Problem to work on
Your response should be an exact reproduction of the data below, beginning at the line containing "Read all visible content and emit it as JSON." and ending with the final line.

*** Opening of Source data ***

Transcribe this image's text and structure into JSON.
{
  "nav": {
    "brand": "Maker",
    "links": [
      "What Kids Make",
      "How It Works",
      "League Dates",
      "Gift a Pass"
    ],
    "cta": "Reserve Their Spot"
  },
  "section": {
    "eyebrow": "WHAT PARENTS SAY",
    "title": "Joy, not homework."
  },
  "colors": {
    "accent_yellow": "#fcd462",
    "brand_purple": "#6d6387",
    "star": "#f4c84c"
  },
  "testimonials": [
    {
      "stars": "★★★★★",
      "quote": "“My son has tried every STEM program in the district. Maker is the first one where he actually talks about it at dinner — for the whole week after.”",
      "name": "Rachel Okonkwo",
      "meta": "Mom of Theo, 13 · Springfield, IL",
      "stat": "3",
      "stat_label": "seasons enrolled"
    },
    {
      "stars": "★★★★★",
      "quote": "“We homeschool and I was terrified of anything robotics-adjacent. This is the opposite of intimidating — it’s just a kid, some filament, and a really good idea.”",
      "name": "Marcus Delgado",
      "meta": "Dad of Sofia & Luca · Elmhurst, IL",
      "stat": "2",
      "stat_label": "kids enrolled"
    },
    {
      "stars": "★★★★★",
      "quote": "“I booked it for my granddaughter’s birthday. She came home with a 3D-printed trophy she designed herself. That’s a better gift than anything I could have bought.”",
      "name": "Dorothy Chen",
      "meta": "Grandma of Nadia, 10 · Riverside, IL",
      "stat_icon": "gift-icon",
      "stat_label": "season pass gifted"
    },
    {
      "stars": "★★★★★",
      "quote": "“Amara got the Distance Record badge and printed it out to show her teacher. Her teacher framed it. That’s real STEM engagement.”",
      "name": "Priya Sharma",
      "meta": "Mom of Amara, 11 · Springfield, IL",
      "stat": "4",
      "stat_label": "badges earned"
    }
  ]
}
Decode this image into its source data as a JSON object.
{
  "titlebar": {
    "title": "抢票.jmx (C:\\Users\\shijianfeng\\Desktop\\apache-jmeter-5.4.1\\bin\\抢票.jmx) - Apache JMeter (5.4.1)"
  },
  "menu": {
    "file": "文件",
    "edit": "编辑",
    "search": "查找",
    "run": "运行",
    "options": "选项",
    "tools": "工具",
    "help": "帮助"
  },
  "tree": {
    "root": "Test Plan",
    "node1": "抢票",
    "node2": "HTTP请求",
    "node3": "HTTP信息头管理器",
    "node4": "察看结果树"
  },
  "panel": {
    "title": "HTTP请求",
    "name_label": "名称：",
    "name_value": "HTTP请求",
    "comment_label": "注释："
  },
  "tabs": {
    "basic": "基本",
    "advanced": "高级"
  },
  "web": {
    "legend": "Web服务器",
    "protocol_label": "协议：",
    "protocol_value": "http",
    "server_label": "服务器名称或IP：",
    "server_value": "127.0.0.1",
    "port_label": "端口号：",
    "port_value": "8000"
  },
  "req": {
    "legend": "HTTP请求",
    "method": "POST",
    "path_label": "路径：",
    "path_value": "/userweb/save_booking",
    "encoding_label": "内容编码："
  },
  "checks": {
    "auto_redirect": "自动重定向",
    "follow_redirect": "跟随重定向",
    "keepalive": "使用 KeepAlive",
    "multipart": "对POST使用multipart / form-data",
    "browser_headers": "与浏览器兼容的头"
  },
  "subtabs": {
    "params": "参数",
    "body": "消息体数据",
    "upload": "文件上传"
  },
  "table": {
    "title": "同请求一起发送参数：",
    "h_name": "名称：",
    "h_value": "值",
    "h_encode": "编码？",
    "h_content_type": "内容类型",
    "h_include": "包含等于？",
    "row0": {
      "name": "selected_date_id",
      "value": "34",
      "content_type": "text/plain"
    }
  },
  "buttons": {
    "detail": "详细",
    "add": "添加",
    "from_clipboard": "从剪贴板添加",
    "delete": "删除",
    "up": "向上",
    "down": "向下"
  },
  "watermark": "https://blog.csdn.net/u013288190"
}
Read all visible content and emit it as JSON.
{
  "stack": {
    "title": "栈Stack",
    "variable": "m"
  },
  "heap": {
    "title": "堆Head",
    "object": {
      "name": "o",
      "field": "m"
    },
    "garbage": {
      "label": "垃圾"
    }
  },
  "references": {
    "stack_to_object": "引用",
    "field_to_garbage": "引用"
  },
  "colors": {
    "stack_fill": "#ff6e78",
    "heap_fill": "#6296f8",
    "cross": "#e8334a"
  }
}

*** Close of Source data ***

Response to this task
Read all visible content and emit it as JSON.
{
  "stack": {
    "title": "栈Stack",
    "variable": "m"
  },
  "heap": {
    "title": "堆Head",
    "object": {
      "name": "o",
      "field": "m"
    },
    "garbage": {
      "label": "垃圾"
    }
  },
  "references": {
    "stack_to_object": "引用",
    "field_to_garbage": "引用"
  },
  "colors": {
    "stack_fill": "#ff6e78",
    "heap_fill": "#6296f8",
    "cross": "#e8334a"
  }
}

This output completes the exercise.